> **What needs to be done**
Look for the word "content" in the records, and copy each line where it appears.

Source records
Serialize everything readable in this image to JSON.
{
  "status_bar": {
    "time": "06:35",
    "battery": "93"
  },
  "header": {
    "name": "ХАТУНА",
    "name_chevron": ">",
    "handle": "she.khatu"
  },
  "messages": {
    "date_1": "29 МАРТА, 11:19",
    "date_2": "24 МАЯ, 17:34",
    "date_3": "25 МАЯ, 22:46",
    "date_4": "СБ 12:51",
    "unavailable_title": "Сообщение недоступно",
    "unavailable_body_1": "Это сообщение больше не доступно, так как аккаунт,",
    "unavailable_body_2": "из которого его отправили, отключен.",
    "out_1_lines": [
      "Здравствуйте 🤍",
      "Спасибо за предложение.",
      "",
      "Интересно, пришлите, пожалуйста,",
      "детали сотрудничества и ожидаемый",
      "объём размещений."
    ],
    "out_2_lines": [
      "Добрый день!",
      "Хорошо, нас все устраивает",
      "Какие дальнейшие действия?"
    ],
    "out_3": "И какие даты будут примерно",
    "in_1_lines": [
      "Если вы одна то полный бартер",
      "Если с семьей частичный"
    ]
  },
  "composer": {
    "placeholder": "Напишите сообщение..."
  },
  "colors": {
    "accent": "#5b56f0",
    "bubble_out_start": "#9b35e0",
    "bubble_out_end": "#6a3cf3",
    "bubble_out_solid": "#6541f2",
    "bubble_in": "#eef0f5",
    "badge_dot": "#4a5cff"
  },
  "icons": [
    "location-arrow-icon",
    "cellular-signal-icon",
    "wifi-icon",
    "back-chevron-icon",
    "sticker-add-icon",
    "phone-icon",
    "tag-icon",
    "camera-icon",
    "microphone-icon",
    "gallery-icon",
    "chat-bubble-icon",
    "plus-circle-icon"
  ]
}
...
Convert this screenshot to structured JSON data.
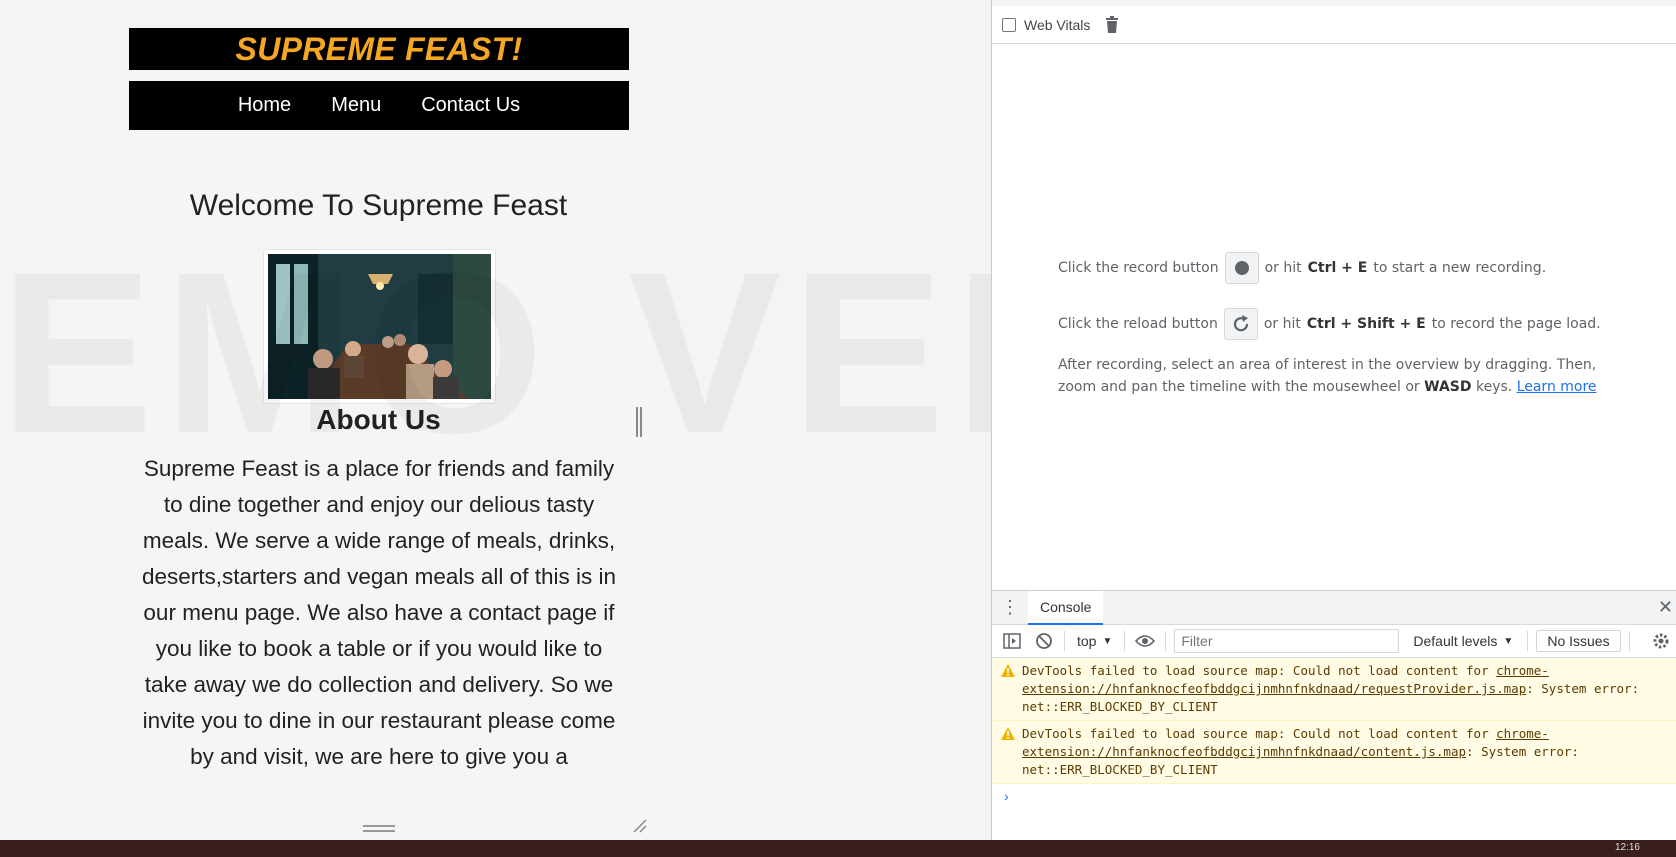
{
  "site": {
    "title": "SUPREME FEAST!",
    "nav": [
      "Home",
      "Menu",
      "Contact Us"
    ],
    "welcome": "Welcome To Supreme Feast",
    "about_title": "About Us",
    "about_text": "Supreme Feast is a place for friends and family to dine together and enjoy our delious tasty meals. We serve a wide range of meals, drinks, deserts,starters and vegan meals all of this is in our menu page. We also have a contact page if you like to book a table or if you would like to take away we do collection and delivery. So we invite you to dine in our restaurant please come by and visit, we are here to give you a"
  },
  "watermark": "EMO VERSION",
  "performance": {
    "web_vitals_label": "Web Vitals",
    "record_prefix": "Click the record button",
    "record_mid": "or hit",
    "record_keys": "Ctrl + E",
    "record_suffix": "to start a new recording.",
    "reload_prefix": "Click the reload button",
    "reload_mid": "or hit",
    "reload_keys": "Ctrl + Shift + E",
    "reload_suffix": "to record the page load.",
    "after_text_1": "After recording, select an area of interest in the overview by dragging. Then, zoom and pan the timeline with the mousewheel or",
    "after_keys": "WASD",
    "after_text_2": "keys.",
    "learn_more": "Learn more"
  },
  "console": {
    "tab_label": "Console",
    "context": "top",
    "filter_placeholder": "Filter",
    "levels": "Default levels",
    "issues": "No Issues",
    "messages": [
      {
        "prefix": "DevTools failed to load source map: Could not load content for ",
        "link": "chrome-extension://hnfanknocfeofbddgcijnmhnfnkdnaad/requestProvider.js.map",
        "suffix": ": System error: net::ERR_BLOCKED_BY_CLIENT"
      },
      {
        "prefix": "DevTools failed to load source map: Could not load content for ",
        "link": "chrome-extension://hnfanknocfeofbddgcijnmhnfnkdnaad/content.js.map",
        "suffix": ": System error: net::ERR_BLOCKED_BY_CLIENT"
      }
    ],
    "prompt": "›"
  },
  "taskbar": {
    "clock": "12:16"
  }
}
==
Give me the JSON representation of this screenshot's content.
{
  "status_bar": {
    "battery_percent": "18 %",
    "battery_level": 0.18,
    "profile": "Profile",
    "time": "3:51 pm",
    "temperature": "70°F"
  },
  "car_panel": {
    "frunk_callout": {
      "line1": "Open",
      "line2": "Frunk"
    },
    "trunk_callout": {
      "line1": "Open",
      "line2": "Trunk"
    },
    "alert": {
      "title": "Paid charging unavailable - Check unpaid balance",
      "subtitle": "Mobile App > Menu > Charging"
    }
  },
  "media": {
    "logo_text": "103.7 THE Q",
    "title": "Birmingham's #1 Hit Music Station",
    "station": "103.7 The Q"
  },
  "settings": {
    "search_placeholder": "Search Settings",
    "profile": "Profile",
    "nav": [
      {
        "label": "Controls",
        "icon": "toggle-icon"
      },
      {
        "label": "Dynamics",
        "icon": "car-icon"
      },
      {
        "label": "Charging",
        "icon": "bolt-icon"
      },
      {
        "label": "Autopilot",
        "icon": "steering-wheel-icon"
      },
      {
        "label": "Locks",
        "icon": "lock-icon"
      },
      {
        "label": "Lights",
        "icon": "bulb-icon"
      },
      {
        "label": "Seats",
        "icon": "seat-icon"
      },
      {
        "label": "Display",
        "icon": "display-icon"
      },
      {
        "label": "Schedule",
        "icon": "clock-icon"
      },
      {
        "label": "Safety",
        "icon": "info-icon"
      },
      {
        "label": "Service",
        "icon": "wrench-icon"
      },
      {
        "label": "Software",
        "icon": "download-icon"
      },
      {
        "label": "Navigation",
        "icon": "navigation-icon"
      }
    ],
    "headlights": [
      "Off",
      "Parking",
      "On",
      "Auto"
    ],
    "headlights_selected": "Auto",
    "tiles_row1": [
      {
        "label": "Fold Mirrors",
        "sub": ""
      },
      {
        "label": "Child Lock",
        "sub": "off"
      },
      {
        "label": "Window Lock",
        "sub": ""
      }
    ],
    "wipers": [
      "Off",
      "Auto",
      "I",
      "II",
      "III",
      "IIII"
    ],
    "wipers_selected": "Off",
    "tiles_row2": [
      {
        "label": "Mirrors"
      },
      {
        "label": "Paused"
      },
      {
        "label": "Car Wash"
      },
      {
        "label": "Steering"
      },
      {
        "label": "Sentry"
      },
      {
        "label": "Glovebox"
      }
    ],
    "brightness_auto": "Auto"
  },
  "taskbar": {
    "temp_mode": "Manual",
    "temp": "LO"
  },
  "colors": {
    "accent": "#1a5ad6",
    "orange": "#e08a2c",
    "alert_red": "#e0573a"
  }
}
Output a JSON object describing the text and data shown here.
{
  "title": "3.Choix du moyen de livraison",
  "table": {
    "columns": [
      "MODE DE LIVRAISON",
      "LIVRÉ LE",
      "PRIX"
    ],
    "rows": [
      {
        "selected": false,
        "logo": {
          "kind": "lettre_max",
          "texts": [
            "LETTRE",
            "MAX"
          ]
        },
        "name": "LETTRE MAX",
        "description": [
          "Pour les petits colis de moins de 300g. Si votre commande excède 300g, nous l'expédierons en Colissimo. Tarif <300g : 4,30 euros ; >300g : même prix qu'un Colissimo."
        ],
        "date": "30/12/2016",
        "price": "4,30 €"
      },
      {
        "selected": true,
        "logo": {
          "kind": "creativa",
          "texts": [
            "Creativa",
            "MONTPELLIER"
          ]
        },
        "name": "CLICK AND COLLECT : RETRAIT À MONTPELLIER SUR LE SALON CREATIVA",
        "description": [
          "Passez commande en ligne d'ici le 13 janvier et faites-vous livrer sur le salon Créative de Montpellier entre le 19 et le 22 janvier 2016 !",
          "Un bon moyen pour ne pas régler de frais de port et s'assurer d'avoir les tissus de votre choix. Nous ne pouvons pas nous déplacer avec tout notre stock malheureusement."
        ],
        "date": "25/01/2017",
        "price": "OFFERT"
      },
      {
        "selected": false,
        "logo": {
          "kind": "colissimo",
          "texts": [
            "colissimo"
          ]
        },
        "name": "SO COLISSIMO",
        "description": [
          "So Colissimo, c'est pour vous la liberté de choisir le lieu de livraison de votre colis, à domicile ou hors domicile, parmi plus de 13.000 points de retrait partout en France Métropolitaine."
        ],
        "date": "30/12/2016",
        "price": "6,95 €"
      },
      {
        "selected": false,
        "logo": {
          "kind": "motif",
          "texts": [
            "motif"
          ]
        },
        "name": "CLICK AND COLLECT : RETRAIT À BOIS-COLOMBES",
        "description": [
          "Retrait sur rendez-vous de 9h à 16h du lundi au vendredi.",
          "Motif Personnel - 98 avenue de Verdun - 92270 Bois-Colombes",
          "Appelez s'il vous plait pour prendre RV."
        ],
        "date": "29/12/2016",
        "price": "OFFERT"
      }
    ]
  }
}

> **Result for this exercise**
        "prefix": "DevTools failed to load source map: Could not load content for ",
        "prefix": "DevTools failed to load source map: Could not load content for ",
        "link": "chrome-extension://hnfanknocfeofbddgcijnmhnfnkdnaad/content.js.map",
Give me the JSON representation of this screenshot's content.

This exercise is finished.